Monday, May 6, 2013

Mad Men: the mix up and the delay

Update: the nice man with the Texan accent at Apple Support solved the problem.

As you may have heard, this week's episode of Mad Men (ironically entitled "For Immediate Release") was accidentally (we hope) leaked on iTunes. By the time I got up this morning, it wasn't available at all on iTunes, which means that I haven't seen it.

That's going to be tough on my stats as about five times as many people come here to read my Mad Men commentary than my regular readership. Oh well, these tings happen.

To add insult to injury, someone reading an old post, put up what has to be the stupidest comment in the history of the blog,

1 comment:

  1. I look forward to reading your comments when you see Episode 6.

    On another note (no pun intended), Roger Scruton is absolutely right about the decline in musical tastes coinciding with the decline in morals.
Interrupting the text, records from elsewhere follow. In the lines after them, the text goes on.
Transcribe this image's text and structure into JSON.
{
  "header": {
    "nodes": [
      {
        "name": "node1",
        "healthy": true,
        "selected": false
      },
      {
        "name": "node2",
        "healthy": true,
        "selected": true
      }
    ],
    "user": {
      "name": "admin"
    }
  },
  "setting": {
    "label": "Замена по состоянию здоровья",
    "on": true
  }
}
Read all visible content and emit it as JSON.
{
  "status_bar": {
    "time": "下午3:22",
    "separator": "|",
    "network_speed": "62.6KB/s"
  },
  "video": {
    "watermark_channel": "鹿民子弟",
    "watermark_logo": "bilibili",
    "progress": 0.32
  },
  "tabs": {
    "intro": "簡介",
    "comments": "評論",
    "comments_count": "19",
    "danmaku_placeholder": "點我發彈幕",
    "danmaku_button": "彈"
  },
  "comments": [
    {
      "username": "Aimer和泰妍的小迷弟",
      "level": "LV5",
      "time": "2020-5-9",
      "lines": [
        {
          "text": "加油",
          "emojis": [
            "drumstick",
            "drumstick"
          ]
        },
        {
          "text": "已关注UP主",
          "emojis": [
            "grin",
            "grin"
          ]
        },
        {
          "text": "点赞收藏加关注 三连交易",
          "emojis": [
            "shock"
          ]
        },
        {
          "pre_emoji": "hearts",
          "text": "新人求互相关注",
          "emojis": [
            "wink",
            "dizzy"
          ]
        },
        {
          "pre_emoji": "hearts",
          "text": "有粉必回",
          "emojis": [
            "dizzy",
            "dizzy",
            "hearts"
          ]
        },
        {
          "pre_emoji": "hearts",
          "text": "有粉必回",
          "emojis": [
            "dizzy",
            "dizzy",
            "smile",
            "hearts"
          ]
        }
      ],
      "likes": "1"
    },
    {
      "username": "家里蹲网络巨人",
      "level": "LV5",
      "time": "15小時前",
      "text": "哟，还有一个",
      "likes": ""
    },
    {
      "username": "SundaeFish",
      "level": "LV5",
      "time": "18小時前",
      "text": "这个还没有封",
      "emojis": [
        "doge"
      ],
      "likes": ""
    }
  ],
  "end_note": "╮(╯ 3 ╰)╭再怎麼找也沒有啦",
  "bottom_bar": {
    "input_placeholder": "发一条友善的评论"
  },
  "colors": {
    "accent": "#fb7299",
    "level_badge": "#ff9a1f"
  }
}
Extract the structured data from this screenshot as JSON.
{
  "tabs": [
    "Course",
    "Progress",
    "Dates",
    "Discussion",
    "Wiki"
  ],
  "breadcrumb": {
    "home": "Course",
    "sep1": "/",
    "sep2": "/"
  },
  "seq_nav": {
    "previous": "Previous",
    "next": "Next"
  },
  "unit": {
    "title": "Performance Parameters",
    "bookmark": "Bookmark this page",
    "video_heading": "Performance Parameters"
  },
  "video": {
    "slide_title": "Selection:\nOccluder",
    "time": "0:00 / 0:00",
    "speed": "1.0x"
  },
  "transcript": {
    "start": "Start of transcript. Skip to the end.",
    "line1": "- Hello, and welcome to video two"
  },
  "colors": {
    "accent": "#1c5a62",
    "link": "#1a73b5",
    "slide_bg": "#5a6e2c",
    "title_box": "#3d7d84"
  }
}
It started in the 60s with all the upheaval that went on, but then was given a big boost in the 1970s when school districts started cutting music (and art) budgets. That was a big mistake and couldn't have happened at a worse time. Not only was society in disarray, but the stability and life lessons (which Scruton mentions) that kids learned by studying a musical instrument, participating in band, orchestra, chorus, was now gone. We started seeing the consequences of this 20 or more yrs ago with declining attendance at classical music concerts, increasingly older audiences (referred to as "blue hair"), and with that of course declining revenues. There was a time in the US--before television--when almost every household had a piano. I guess pianos at that time were affordable and accessible to most people, and many kids learned to play in school or took private lessons which were also affordable. So while television certainly played a role in this, studying and playing music gave kids and families an alternative to it. Staying after school for band practice or music lessons meant kids weren't turning on the TV as soon as they got home.